» **Interface dataset entries**
┌────────

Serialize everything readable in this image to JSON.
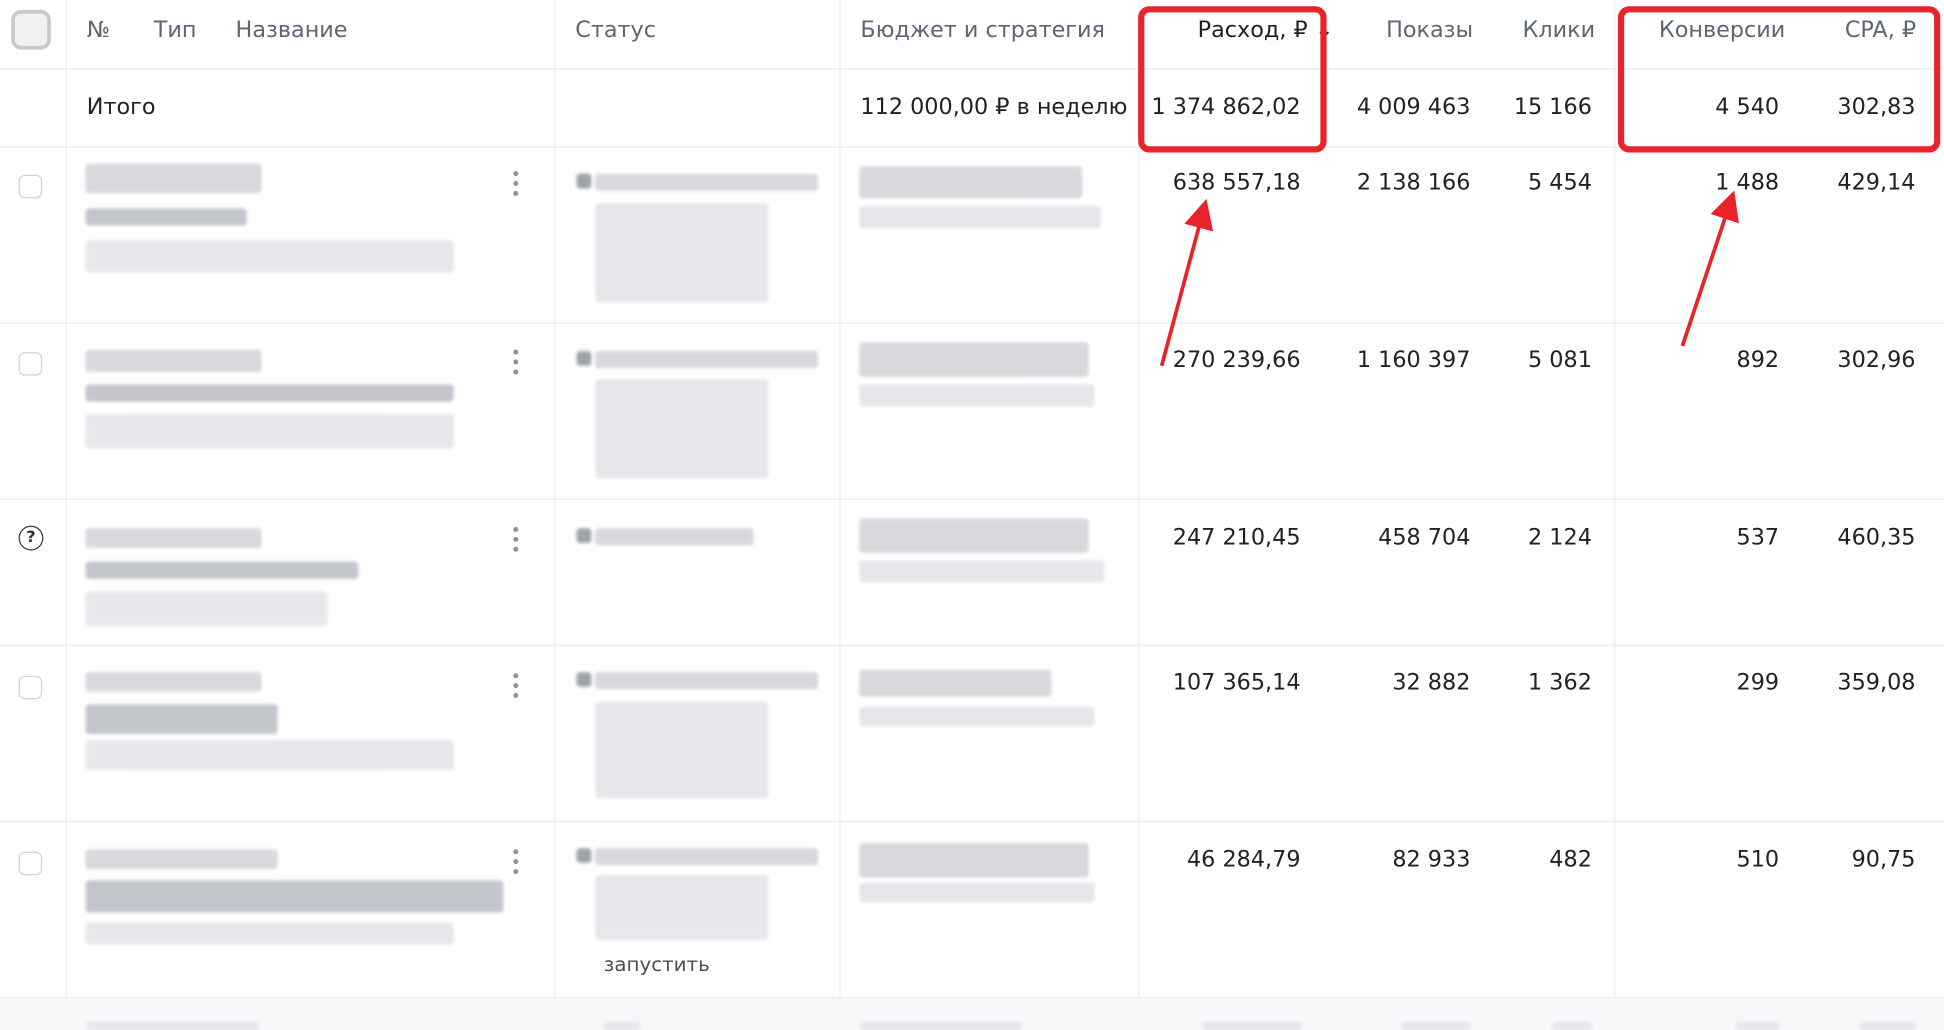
{
  "header": {
    "num": "№",
    "type": "Тип",
    "name": "Название",
    "status": "Статус",
    "budget": "Бюджет и стратегия",
    "spend": "Расход, ₽ ↓",
    "impressions": "Показы",
    "clicks": "Клики",
    "conversions": "Конверсии",
    "cpa": "CPA, ₽"
  },
  "totals": {
    "label": "Итого",
    "budget": "112 000,00 ₽ в неделю",
    "spend": "1 374 862,02",
    "impressions": "4 009 463",
    "clicks": "15 166",
    "conversions": "4 540",
    "cpa": "302,83"
  },
  "rows": [
    {
      "spend": "638 557,18",
      "impressions": "2 138 166",
      "clicks": "5 454",
      "conversions": "1 488",
      "cpa": "429,14"
    },
    {
      "spend": "270 239,66",
      "impressions": "1 160 397",
      "clicks": "5 081",
      "conversions": "892",
      "cpa": "302,96"
    },
    {
      "spend": "247 210,45",
      "impressions": "458 704",
      "clicks": "2 124",
      "conversions": "537",
      "cpa": "460,35"
    },
    {
      "spend": "107 365,14",
      "impressions": "32 882",
      "clicks": "1 362",
      "conversions": "299",
      "cpa": "359,08"
    },
    {
      "spend": "46 284,79",
      "impressions": "82 933",
      "clicks": "482",
      "conversions": "510",
      "cpa": "90,75"
    }
  ],
  "row5_status_link": "запустить",
  "icons": {
    "row_menu": "kebab-icon",
    "help": "question-circle-icon"
  },
  "colors": {
    "highlight": "#e8232a",
    "header_text": "#5d6676"
  }
}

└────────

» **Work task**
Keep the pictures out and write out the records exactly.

» **Reply to the task**
Serialize everything readable in this image to JSON.
{
  "header": {
    "num": "№",
    "type": "Тип",
    "name": "Название",
    "status": "Статус",
    "budget": "Бюджет и стратегия",
    "spend": "Расход, ₽ ↓",
    "impressions": "Показы",
    "clicks": "Клики",
    "conversions": "Конверсии",
    "cpa": "CPA, ₽"
  },
  "totals": {
    "label": "Итого",
    "budget": "112 000,00 ₽ в неделю",
    "spend": "1 374 862,02",
    "impressions": "4 009 463",
    "clicks": "15 166",
    "conversions": "4 540",
    "cpa": "302,83"
  },
  "rows": [
    {
      "spend": "638 557,18",
      "impressions": "2 138 166",
      "clicks": "5 454",
      "conversions": "1 488",
      "cpa": "429,14"
    },
    {
      "spend": "270 239,66",
      "impressions": "1 160 397",
      "clicks": "5 081",
      "conversions": "892",
      "cpa": "302,96"
    },
    {
      "spend": "247 210,45",
      "impressions": "458 704",
      "clicks": "2 124",
      "conversions": "537",
      "cpa": "460,35"
    },
    {
      "spend": "107 365,14",
      "impressions": "32 882",
      "clicks": "1 362",
      "conversions": "299",
      "cpa": "359,08"
    },
    {
      "spend": "46 284,79",
      "impressions": "82 933",
      "clicks": "482",
      "conversions": "510",
      "cpa": "90,75"
    }
  ],
  "row5_status_link": "запустить",
  "icons": {
    "row_menu": "kebab-icon",
    "help": "question-circle-icon"
  },
  "colors": {
    "highlight": "#e8232a",
    "header_text": "#5d6676"
  }
}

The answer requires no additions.